* **ACTION ITEM**
Tally how many lines in the data hold the word "Polynomial", and give the result with no other text.

____

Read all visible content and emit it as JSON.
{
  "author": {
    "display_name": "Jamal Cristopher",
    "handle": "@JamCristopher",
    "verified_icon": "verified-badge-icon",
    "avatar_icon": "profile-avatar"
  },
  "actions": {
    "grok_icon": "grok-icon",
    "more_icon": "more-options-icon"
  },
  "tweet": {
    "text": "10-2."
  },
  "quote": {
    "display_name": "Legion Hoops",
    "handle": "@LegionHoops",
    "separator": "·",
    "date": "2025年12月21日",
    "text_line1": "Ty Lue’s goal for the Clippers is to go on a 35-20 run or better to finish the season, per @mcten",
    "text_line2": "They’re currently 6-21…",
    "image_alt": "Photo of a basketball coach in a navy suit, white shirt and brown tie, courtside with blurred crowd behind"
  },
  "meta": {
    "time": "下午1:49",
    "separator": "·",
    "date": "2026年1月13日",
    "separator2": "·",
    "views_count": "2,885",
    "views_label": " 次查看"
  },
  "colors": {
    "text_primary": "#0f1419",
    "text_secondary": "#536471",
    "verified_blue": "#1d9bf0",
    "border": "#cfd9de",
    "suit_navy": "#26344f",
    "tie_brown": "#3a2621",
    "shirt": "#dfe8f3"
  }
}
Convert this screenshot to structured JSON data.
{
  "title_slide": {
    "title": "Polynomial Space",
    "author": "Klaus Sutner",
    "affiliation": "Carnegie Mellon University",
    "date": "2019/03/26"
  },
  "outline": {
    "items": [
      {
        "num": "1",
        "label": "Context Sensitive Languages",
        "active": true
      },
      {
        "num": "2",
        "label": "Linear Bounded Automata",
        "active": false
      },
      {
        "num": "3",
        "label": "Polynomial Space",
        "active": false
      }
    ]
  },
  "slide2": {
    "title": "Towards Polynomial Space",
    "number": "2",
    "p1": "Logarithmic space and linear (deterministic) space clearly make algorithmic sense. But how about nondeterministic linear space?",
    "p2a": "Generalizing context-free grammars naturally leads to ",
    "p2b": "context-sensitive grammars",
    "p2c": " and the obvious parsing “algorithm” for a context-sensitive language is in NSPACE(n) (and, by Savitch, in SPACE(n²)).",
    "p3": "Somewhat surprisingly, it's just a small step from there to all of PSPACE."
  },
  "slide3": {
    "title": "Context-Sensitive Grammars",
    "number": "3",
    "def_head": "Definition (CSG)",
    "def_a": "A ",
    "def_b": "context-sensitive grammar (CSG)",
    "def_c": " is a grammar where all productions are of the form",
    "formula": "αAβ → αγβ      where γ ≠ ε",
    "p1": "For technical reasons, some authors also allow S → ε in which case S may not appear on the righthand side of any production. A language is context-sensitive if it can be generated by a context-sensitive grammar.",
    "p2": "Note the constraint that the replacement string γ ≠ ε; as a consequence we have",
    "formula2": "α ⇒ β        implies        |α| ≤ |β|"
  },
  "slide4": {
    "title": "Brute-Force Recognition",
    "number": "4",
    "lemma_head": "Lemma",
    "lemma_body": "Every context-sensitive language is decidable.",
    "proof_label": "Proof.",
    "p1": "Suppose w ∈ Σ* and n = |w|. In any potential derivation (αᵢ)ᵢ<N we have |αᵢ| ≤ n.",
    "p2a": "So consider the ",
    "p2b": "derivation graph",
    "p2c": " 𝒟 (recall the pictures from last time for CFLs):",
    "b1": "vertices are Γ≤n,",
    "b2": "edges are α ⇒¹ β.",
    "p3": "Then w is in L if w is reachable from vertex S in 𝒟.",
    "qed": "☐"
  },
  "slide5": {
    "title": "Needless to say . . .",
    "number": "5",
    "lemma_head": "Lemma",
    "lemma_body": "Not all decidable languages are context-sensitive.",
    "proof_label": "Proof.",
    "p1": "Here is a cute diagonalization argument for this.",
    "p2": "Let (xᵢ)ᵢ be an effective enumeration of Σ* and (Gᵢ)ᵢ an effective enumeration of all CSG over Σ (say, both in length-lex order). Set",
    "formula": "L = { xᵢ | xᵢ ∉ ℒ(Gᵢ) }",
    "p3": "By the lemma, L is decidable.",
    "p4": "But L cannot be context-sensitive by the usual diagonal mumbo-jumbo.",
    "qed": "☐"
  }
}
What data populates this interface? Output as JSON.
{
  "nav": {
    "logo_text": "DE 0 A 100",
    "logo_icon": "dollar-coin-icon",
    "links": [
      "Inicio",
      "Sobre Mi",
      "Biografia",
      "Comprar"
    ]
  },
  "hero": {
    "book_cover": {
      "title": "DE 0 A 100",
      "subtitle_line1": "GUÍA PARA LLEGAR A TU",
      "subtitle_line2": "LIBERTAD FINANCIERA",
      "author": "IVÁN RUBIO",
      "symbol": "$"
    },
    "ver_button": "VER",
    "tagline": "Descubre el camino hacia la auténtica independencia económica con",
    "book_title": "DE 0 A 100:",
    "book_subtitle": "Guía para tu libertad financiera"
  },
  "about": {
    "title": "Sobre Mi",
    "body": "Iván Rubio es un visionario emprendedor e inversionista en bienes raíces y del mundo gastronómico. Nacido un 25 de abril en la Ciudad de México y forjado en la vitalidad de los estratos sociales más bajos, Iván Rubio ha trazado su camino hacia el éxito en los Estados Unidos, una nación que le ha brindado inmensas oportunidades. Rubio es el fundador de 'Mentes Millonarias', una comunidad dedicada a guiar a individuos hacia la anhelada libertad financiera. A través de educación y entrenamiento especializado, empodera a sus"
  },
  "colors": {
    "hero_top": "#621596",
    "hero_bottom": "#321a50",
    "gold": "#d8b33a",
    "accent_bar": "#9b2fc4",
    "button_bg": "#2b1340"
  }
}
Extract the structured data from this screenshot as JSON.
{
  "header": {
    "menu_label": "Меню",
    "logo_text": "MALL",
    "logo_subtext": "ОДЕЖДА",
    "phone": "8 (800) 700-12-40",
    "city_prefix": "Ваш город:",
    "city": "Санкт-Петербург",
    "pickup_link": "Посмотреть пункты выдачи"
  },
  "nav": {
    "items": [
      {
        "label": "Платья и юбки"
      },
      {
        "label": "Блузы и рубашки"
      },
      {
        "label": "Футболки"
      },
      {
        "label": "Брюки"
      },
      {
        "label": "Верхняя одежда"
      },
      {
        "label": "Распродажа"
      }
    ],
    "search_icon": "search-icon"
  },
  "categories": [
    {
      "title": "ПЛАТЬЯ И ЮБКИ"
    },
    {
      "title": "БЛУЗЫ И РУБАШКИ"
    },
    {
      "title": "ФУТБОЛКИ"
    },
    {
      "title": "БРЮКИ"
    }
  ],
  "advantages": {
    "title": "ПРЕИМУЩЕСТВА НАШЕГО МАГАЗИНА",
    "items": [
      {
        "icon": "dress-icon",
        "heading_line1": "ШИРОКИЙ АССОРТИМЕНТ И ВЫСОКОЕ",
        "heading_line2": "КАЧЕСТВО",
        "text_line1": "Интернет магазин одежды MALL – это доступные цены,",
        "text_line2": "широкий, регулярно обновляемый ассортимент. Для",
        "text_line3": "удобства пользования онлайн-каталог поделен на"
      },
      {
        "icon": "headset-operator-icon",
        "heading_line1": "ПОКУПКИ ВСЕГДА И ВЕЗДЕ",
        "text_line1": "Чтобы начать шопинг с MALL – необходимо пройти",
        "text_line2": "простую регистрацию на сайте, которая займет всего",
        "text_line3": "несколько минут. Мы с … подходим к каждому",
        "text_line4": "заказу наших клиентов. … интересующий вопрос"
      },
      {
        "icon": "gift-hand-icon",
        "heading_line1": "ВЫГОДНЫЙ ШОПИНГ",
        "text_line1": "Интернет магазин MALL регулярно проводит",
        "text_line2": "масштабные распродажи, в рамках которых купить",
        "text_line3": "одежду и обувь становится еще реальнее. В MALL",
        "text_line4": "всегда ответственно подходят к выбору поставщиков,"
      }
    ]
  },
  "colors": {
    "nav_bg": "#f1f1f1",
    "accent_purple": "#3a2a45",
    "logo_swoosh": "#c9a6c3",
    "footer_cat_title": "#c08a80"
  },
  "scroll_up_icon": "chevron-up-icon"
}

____

* **TASK RESPONSE**
3